2. In what ways do these “for the good of all the class” interactions vary, from the example I gave above, outside heterosexual and cisgendered circles? Do they occur at all? Is the main purpose behind them different? I’m showing my ignorance here, but I’m curious.
3. When women check each other’s feminisms, are we merely emulating what we see above us?
Here I must note something unpleasant: Men checking each other, making sure no guy gets too far outside the norms that help preserve male privilege, that whole business? It WORKS. Whether you refer to it as the old-boys network or the executive-washroom club or any of a dozen other expressions, that system of checking each other and keeping each other in line works. It takes a lot of pressure from outside the system, and often infiltration of the system, to make it crumble.
“Men are more united as a sex” is an idea I’ve seen articulated thousands of times in thousands of ways. Men themselves will often explain that with lazy references to biological imperatives, or evolution, or God, or anything that enables them to stress that the difference between the sexes is innate, not learned–because, gosh, ladies, you can’t expect us to change what’s innate!
But of course, one of the things I’m grateful to feminism for is its persistence in exposing just how vigilantly men have to stand, not only against outsiders, but against the potential traitors to male privilege they identify among themselves, in order to preserve that united front. Unsurprisingly, it is men who have been ostracized by other men in this way who are the most sympathetic to the idea that patriarchy hurts men, too, and often they make the best pro-feminist allies.
4. Does the fact that men routinely check each other in order to preserve male power make any variation of the practice inherently antifeminist? Is the whole process too corrupt for feminists to emulate ever? Does it mean that an observation of the form, “When one woman adheres to feminine beauty practices, she helps to make it more difficult for other women to shun them,” is always inherently antifeminist?
5. If checking each other does serve some useful feminist purpose (and I have not concluded definitively that it does), how should it be done to avoid winding up with “a small and comfortable movement?” I am of course assuming that none of us wants a small and comfortable movement. Me myself, I want a strong, diverse, wide-reaching, raging movement.
Take it away, Feministers.

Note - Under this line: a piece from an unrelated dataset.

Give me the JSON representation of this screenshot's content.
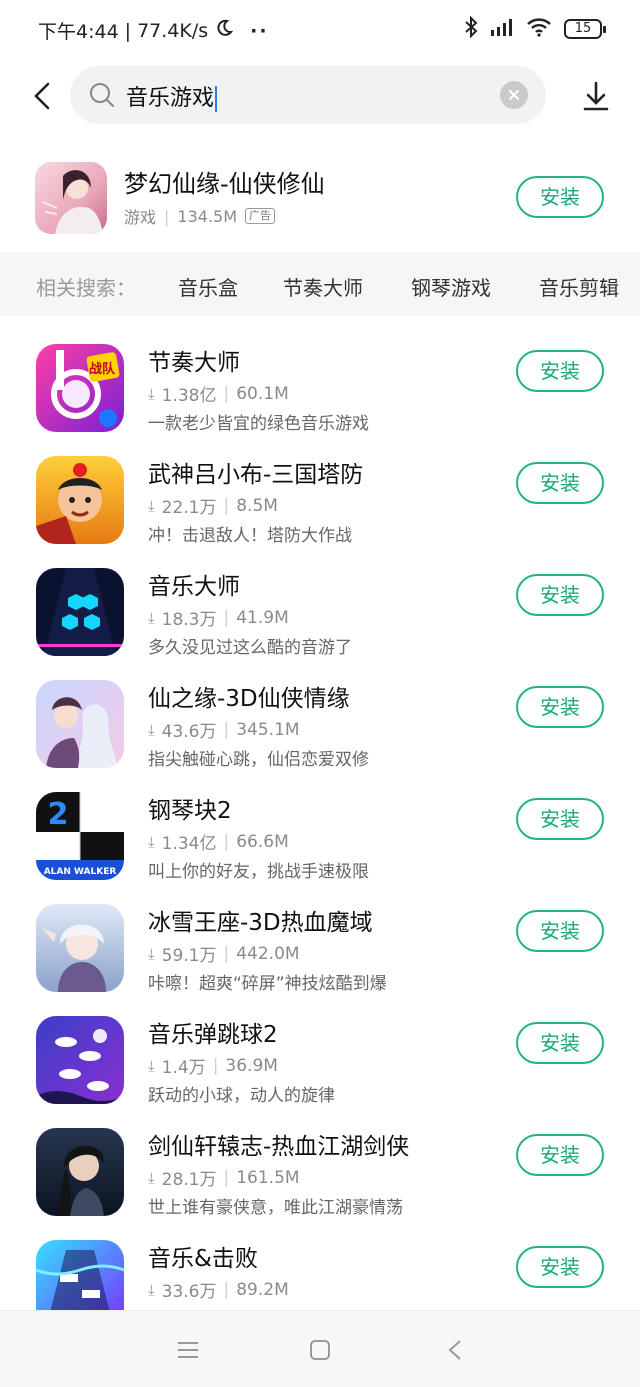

Tell me what you think, show me what you got. I’m gonna be over in the corner hugging my teddy bear and chanting “I love confrontation, yes I do,” as a mantra.